A new study measured job losses from Walmart’s offshoring at 400,000. That doesn’t measure the cost of low-wage employees on public assistance, or budget cuts forced on us by the resulting billionaires.
The U.S. Congress is being told they must repeal country-of-origin labeling law or we face billions in punishment. U.S. courts don't get a say. We the People don't, either.
The Labor Advisory Committee created by Congress to assess the Trans-Pacific Partnership says the proposed treaty is "skewing benefits to economic elites while leaving workers to bear the brunt of the TPP’s downside."
Will Hillary Clinton actively and boldly lobby against the Trans-Pacific Partnership, convincing members of Congress who voted for fast track authority to vote against the trade deal itself?
The U.S. Census Bureau reported Friday that the October goods and services trade deficit was an enormous, humongous $43.9 billion. This is for a single month.
Friday’s November jobs report shows that the manufacturing sector lost 1,000 jobs, which prompted an alliance of manufacturers to declare that "our goods-producing economy is struggling under the yoke of global weakness."
In a recent post, I wrote that Bernie Sanders does not yet have a corporate tax plan. I was mistaken.

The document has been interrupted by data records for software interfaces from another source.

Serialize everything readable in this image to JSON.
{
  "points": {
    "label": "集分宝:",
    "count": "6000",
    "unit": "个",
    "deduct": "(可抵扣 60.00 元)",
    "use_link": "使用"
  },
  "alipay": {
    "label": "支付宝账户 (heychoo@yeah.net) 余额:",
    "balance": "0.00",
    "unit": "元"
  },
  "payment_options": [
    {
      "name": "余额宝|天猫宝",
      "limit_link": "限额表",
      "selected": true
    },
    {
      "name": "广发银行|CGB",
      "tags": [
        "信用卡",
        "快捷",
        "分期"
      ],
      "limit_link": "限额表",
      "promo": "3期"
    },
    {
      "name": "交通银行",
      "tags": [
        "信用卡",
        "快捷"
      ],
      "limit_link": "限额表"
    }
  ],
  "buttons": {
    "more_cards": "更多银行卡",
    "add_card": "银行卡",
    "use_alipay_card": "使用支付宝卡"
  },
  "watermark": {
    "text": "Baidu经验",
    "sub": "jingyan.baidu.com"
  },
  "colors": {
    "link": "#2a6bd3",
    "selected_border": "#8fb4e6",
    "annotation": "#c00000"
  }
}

Here is a look at Sanders' Corporate Tax Dodging Prevention Act.
If you close a factory in the U.S., move the production to a low-wage country, bring the same goods back to the U.S. and sell them in the same stores, you have just "increased trade" because now those goods cross a border.
You might have heard a few things about terror and ISIS in the last few weeks. You might not have heard that Republicans in Congress are blocking a vote to keep those terrorists from being able to buy guns.
Republicans in Congress and the corporate-funded conservative echo chamber are temporarily pausing from scaring people with "deficit" propaganda and quietly passing a bunch of tax cuts for special interests.
The group's print ads will appear in Politico, The Hill, and Roll Call and are intended to drive awareness of the lack of enforceable currency provisions in the Trans-Pacific Partnership.
Clinton's $275 billion infrastructure plan released Monday offers modest spending and contains few specifics. Contrast that with candidate Bernie Sanders, who has proposed a highly detailed, $1 trillion plan.
With the Trans-Pacific Partnership now public, "foreign-owned companies" illegally fire workers who will be making less than $7 a day. Workers are harassed, arrested and beaten if they try to organize to improve their lives.
Here are some of the things you are likely to hear from your Fox-watching right-wing brother-in-law at the Thanksgiving table Thursday. Brace yourself.
The resulting company will be located where it is located now. It will make and sell products in the same places it makes and sells them now. The same executives will occupy the same buildings. It will receive the services...
Next year Social Security recipients get a zero cost-of-living-allowance, but CEOs just got a taxpayer-subsidized raise. Sen. Elizabeth Warren proposes matching that raise for seniors. Which side is your representative on?
Even after 34 senators wrote a letter to the (foreign-owned) contractor that operates the outsourced Senate cafeteria, the workers had to file another labor rights complaint.
Public polling shows that the things Sanders talked about in his speech are things that most Americans agree with and approve of. They are, as Sanders worded it, "wildly popular."
If there was ever an Elizabeth Warren speech to see, it is this one: The Massachusetts senator warns about what is happening with the coming corporate tax reform fight and why we should be paying attention.
What is it about the people in Beirut – and Baghdad and Syria and so many other places under attack by ISIS – that makes them somehow different from Parisians, and less worthy of our attention, empathy and solidarity?
Thirty-four Democratic senators have issued a strongly-worded letter requesting that a British-owned federal contracting company pay their workers a living wage and allow them to unionize.